ACTION ITEM = For the entries below, state how many lines include the string "author", and write nothing besides that number.

(Element data from apps and pages)
++++++++++

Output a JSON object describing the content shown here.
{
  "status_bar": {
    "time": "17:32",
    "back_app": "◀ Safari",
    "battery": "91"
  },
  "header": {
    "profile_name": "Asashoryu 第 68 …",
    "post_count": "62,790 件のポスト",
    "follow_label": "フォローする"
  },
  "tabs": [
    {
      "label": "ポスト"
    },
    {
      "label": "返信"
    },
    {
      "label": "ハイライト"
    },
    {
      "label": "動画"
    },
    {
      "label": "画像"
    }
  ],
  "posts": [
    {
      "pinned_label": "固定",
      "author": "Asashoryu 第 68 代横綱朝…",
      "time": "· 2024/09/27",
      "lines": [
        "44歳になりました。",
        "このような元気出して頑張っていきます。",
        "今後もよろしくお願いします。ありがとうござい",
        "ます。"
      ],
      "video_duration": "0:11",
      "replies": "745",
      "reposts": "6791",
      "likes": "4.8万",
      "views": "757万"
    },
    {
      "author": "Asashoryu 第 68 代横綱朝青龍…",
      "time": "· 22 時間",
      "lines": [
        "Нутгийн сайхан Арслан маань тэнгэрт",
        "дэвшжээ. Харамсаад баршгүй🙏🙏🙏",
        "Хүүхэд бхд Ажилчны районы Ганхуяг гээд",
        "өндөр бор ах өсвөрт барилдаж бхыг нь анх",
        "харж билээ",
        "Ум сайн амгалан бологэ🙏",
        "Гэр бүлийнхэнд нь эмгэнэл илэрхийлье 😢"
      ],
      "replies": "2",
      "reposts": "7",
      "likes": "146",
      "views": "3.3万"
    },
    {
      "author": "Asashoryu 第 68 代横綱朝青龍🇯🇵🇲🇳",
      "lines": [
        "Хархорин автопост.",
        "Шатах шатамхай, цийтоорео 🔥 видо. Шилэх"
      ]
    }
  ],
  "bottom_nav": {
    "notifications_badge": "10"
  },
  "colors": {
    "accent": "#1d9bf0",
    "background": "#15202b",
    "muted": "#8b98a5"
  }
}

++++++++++

SOLUTION BELOW = 3